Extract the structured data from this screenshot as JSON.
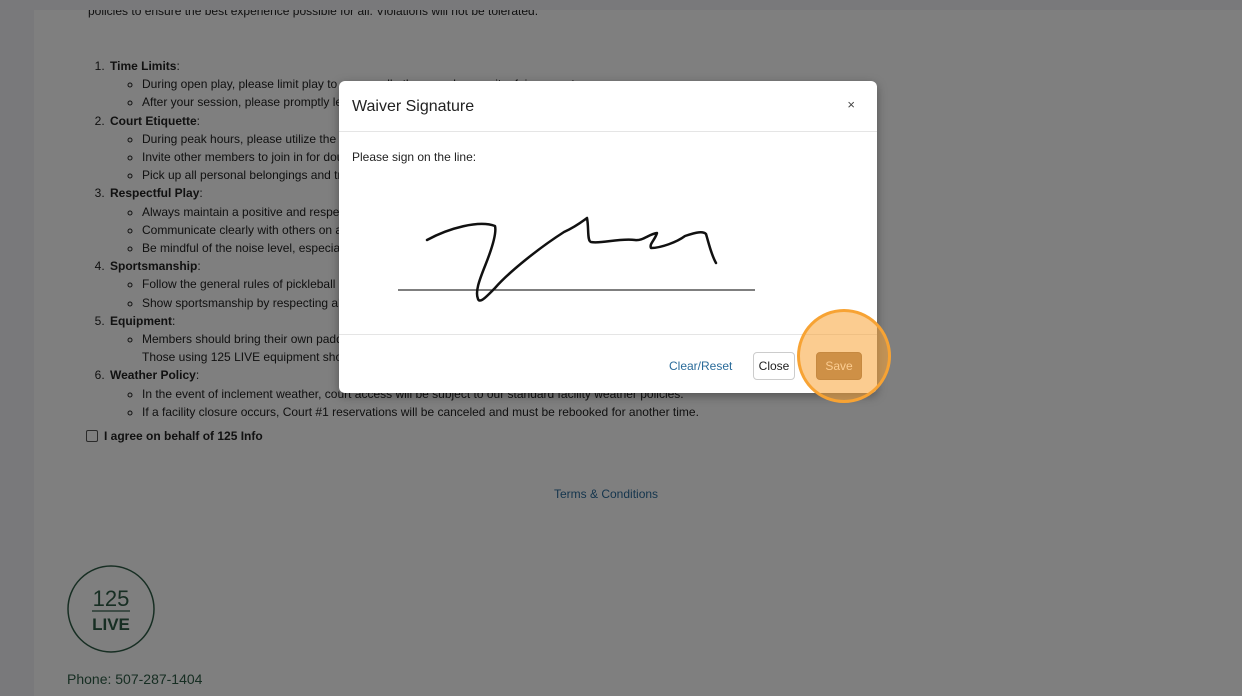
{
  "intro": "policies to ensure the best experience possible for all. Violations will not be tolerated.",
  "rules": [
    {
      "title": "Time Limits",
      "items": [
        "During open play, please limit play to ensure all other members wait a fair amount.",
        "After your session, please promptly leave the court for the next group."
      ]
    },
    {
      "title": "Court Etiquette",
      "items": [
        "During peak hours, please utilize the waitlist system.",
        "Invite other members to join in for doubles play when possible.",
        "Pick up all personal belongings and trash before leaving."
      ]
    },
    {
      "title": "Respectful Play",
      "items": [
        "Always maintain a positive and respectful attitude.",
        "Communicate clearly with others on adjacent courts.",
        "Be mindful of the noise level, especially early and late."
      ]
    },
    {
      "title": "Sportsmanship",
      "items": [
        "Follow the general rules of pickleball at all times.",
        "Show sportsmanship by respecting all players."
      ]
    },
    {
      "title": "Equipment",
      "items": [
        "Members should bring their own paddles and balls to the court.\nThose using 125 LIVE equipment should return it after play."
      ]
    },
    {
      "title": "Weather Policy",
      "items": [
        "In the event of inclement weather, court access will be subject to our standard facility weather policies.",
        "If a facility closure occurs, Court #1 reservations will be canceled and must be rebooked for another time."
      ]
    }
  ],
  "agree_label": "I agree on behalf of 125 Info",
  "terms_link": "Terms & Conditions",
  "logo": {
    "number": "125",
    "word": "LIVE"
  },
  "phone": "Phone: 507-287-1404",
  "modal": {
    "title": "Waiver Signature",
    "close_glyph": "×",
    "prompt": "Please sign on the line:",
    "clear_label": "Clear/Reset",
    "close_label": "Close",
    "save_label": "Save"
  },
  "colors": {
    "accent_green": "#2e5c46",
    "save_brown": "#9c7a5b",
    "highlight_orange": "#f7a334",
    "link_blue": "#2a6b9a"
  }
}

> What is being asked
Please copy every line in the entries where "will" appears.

> Result of this exercise
  "intro": "policies to ensure the best experience possible for all. Violations will not be tolerated.",
        "In the event of inclement weather, court access will be subject to our standard facility weather policies.",
        "If a facility closure occurs, Court #1 reservations will be canceled and must be rebooked for another time."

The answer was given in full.